5) Finally, watch out for the other, hidden fees. Even if they’re not hidden, they’re onerous.

This last point is the one that is still particularly sore with me, even weeks after the fact, and the worst added fee of all was the dance recital ticket prices. I had heard that most dance schools, even after charging you fees for classes and costumes, will still charge you an admission fee to see the dance recital. That’s right. You’ve paid for your child to take dance classes, and if you’d like to see what she’s been doing all year, you’d best pay up again. There are very, very few dance classes that do not charge you to watch your children dance. Included among these were my 3-year-old son’s hip hop class, run through the presumably non-profit municipal recreational department, and performed in the same small gym where he practiced his kiddie moves every week; and a small, private dance class run by a teacher who did not own her own school, but rented a studio space to teach the art of dance, purely because she loved dance, and not for huge profit. (The latter dance class was so popular, and space so limited, that the mom who told me about it coyly declined to give me any contact information, despite some prodding, for fear that space in that class would be so limited that her own daughter might not get in again.)

But to get back to the point of recital tickets: I had asked friends and called around to see which dance school had the least gouging prices. Around our place, among the higher fees quoted were $17 per person (yes, even the little brother sitting on daddy’s lap pays) to the recital, plus a “stage rental fee”, plus a $100 costume fee. This place that we finally settled on quoted no stage rental cost, only a $50 costume fee, and what they said would be a reasonable ticket price to cover the cost of renting the school auditorium. The ticket price, as it turned out was still $12 per person.
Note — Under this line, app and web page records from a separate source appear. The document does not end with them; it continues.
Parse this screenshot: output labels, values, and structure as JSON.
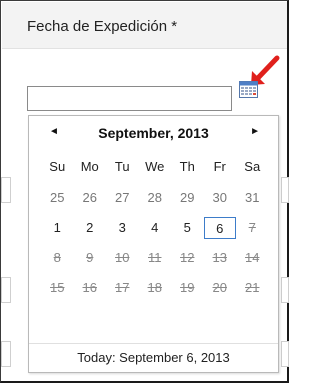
{
  "field": {
    "label": "Fecha de Expedición *",
    "value": ""
  },
  "icons": {
    "calendar": "calendar-icon",
    "arrow": "red-arrow-icon",
    "arrow_color": "#e0201c"
  },
  "calendar": {
    "month_title": "September, 2013",
    "prev_label": "◄",
    "next_label": "►",
    "weekdays": [
      "Su",
      "Mo",
      "Tu",
      "We",
      "Th",
      "Fr",
      "Sa"
    ],
    "weeks": [
      [
        {
          "d": "25",
          "s": "other"
        },
        {
          "d": "26",
          "s": "other"
        },
        {
          "d": "27",
          "s": "other"
        },
        {
          "d": "28",
          "s": "other"
        },
        {
          "d": "29",
          "s": "other"
        },
        {
          "d": "30",
          "s": "other"
        },
        {
          "d": "31",
          "s": "other"
        }
      ],
      [
        {
          "d": "1",
          "s": "normal"
        },
        {
          "d": "2",
          "s": "normal"
        },
        {
          "d": "3",
          "s": "normal"
        },
        {
          "d": "4",
          "s": "normal"
        },
        {
          "d": "5",
          "s": "normal"
        },
        {
          "d": "6",
          "s": "today"
        },
        {
          "d": "7",
          "s": "disabled"
        }
      ],
      [
        {
          "d": "8",
          "s": "disabled"
        },
        {
          "d": "9",
          "s": "disabled"
        },
        {
          "d": "10",
          "s": "disabled"
        },
        {
          "d": "11",
          "s": "disabled"
        },
        {
          "d": "12",
          "s": "disabled"
        },
        {
          "d": "13",
          "s": "disabled"
        },
        {
          "d": "14",
          "s": "disabled"
        }
      ],
      [
        {
          "d": "15",
          "s": "disabled"
        },
        {
          "d": "16",
          "s": "disabled"
        },
        {
          "d": "17",
          "s": "disabled"
        },
        {
          "d": "18",
          "s": "disabled"
        },
        {
          "d": "19",
          "s": "disabled"
        },
        {
          "d": "20",
          "s": "disabled"
        },
        {
          "d": "21",
          "s": "disabled"
        }
      ]
    ],
    "today_label": "Today: September 6, 2013"
  }
}
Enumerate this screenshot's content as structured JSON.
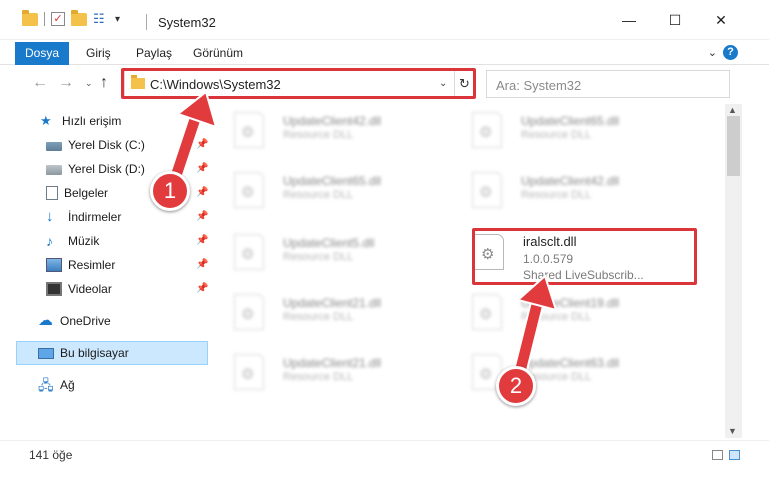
{
  "window": {
    "title": "System32",
    "minimize": "—",
    "maximize": "☐",
    "close": "✕"
  },
  "ribbon": {
    "file_tab": "Dosya",
    "tabs": [
      "Giriş",
      "Paylaş",
      "Görünüm"
    ],
    "expand": "⌄",
    "help": "?"
  },
  "navigation": {
    "back": "←",
    "forward": "→",
    "recent": "⌄",
    "up": "↑",
    "address": "C:\\Windows\\System32",
    "address_dropdown": "⌄",
    "refresh": "↻",
    "search_placeholder": "Ara: System32"
  },
  "sidebar": {
    "quick_access": "Hızlı erişim",
    "items": [
      {
        "label": "Yerel Disk (C:)",
        "icon": "drive-icon"
      },
      {
        "label": "Yerel Disk (D:)",
        "icon": "drive-icon"
      },
      {
        "label": "Belgeler",
        "icon": "documents-icon"
      },
      {
        "label": "İndirmeler",
        "icon": "downloads-icon"
      },
      {
        "label": "Müzik",
        "icon": "music-icon"
      },
      {
        "label": "Resimler",
        "icon": "pictures-icon"
      },
      {
        "label": "Videolar",
        "icon": "videos-icon"
      }
    ],
    "onedrive": "OneDrive",
    "this_pc": "Bu bilgisayar",
    "network": "Ağ",
    "pin_glyph": "📌"
  },
  "files": {
    "left_column": [
      {
        "name": "UpdateClient42.dll",
        "desc": "Resource DLL"
      },
      {
        "name": "UpdateClient65.dll",
        "desc": "Resource DLL"
      },
      {
        "name": "UpdateClient5.dll",
        "desc": "Resource DLL"
      },
      {
        "name": "UpdateClient21.dll",
        "desc": "Resource DLL"
      },
      {
        "name": "UpdateClient21.dll",
        "desc": "Resource DLL"
      }
    ],
    "right_column": [
      {
        "name": "UpdateClient65.dll",
        "desc": "Resource DLL"
      },
      {
        "name": "UpdateClient42.dll",
        "desc": "Resource DLL"
      },
      {
        "name": "UpdateClient19.dll",
        "desc": "Resource DLL"
      },
      {
        "name": "UpdateClient63.dll",
        "desc": "Resource DLL"
      }
    ],
    "highlighted": {
      "name": "iralsclt.dll",
      "version": "1.0.0.579",
      "desc": "Shared LiveSubscrib..."
    }
  },
  "status": {
    "count": "141 öğe"
  },
  "annotations": {
    "step1": "1",
    "step2": "2",
    "color": "#e23b3e"
  }
}
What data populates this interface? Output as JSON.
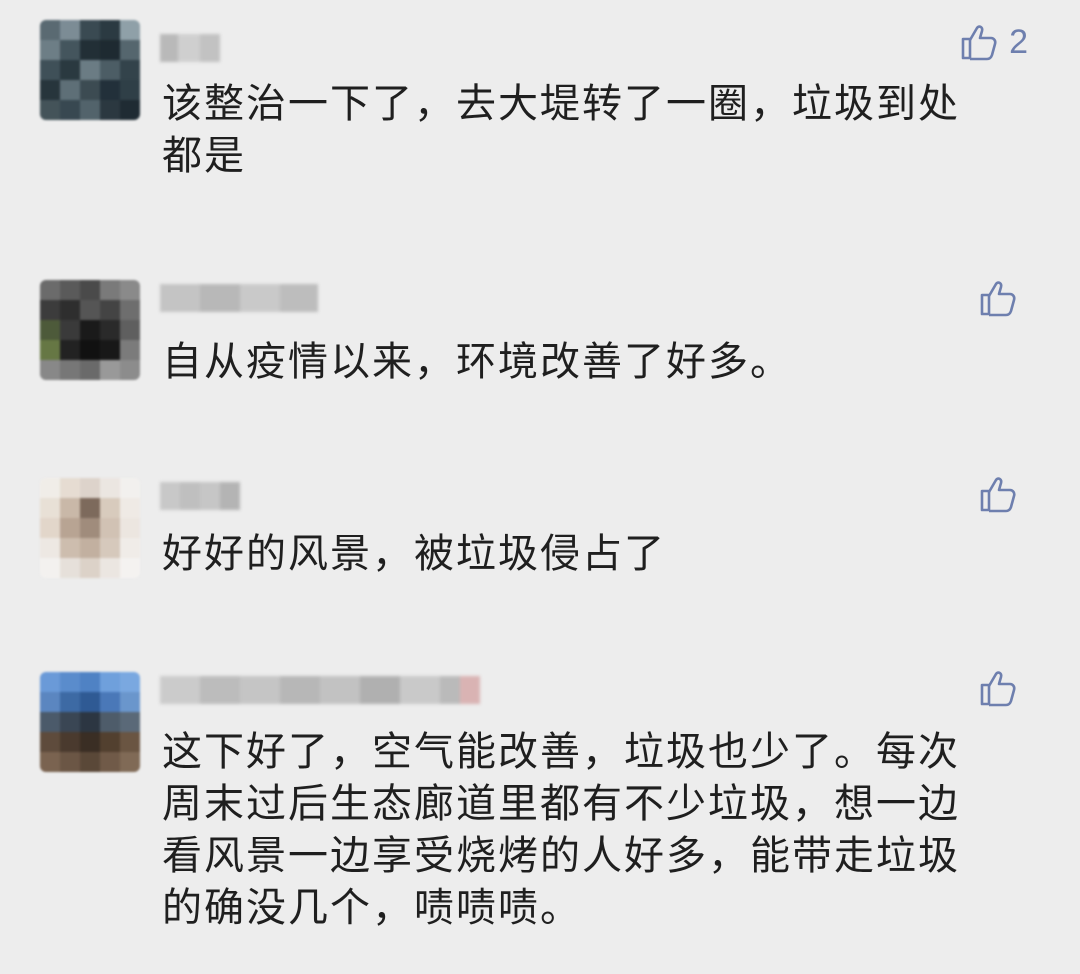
{
  "comments": [
    {
      "text": "该整治一下了，去大堤转了一圈，垃圾到处\n都是",
      "likes": "2",
      "avatar_colors": [
        "#5a6a72",
        "#7c8c95",
        "#3a4a52",
        "#2b3a42",
        "#8fa0a8",
        "#6d7e86",
        "#44555d",
        "#222f36",
        "#1e2a31",
        "#55666e",
        "#3f5058",
        "#2a3940",
        "#6b7c84",
        "#4c5d65",
        "#33434b",
        "#27353c",
        "#5e6f77",
        "#3c4b52",
        "#22303a",
        "#2f3f47",
        "#445359",
        "#384851",
        "#52636b",
        "#2b3840",
        "#1f2b33"
      ]
    },
    {
      "text": "自从疫情以来，环境改善了好多。",
      "likes": "",
      "avatar_colors": [
        "#6b6b6b",
        "#5a5a5a",
        "#4a4a4a",
        "#7a7a7a",
        "#8a8a8a",
        "#3c3c3c",
        "#2e2e2e",
        "#555555",
        "#444444",
        "#6e6e6e",
        "#4d5a3a",
        "#3a3a3a",
        "#1a1a1a",
        "#2a2a2a",
        "#5f5f5f",
        "#667744",
        "#222222",
        "#111111",
        "#181818",
        "#7b7b7b",
        "#888888",
        "#777777",
        "#6a6a6a",
        "#999999",
        "#8c8c8c"
      ]
    },
    {
      "text": "好好的风景，被垃圾侵占了",
      "likes": "",
      "avatar_colors": [
        "#f0ede8",
        "#e6dcd2",
        "#ddd3cb",
        "#ebe6e1",
        "#f2f0ee",
        "#e8e0d6",
        "#c9b8a8",
        "#7d6a5c",
        "#d8cbbd",
        "#efeae5",
        "#e2d6ca",
        "#b8a493",
        "#a08c7c",
        "#d1c2b4",
        "#ece6e0",
        "#ede8e3",
        "#cdbdae",
        "#c2b0a0",
        "#d6c9bc",
        "#f0ece8",
        "#f3f1ef",
        "#e6e0da",
        "#dcd2c8",
        "#ebe6e1",
        "#f4f2f0"
      ]
    },
    {
      "text": "这下好了，空气能改善，垃圾也少了。每次\n周末过后生态廊道里都有不少垃圾，想一边\n看风景一边享受烧烤的人好多，能带走垃圾\n的确没几个，啧啧啧。",
      "likes": "",
      "avatar_colors": [
        "#6a9ad8",
        "#5a8ccc",
        "#4f82c4",
        "#6fa0dc",
        "#7aa8e0",
        "#5b86c0",
        "#3d6aa4",
        "#2f5a94",
        "#4a78b8",
        "#6a96cc",
        "#4b5a6a",
        "#3a4654",
        "#2c3642",
        "#4e5c6a",
        "#5a6978",
        "#5e4b3c",
        "#4a3a2e",
        "#3a2e24",
        "#52402f",
        "#6a5542",
        "#7a6350",
        "#6b5645",
        "#5a4838",
        "#705a48",
        "#806a56"
      ]
    }
  ]
}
Not as much as other dance school ticket prices, but just enough to make our friends hesitate to pay $36 just to see our daughter dance for four minutes, and see some other people’s 3-year-olds freeze in introductory highland dance.

The only good news was that my daughter’s costume, being for a hip hop dance, is wearable again in everyday life. I do have to admit, though, that for our $50, we merely got a white tank top ($6), track shorts ($6), shrug cardigan ($12), white baseball cap ($5), and clip-on faux-hair extensions (dollar store). Yup, the school didn’t even bother to take off the price tags. I can only surmise that the difference between what we paid, and the actual cost, went towards “alterations”, or, as another mom told me, to subsidize the costumes and lessons of the competitive dance students—the real money-makers for dance schools.

So, we did it once in my life, to see what it was about, but won’t be doing it again. Our daughter still expresses a desire to dance, but I will be trying my darndest next year to find that elusive dance teacher who doesn’t charge the costume and recital ticket fees. Until then, our daughter seems pretty content to just watch videos on YouTube, choreograph herself, and dance for an audience of four.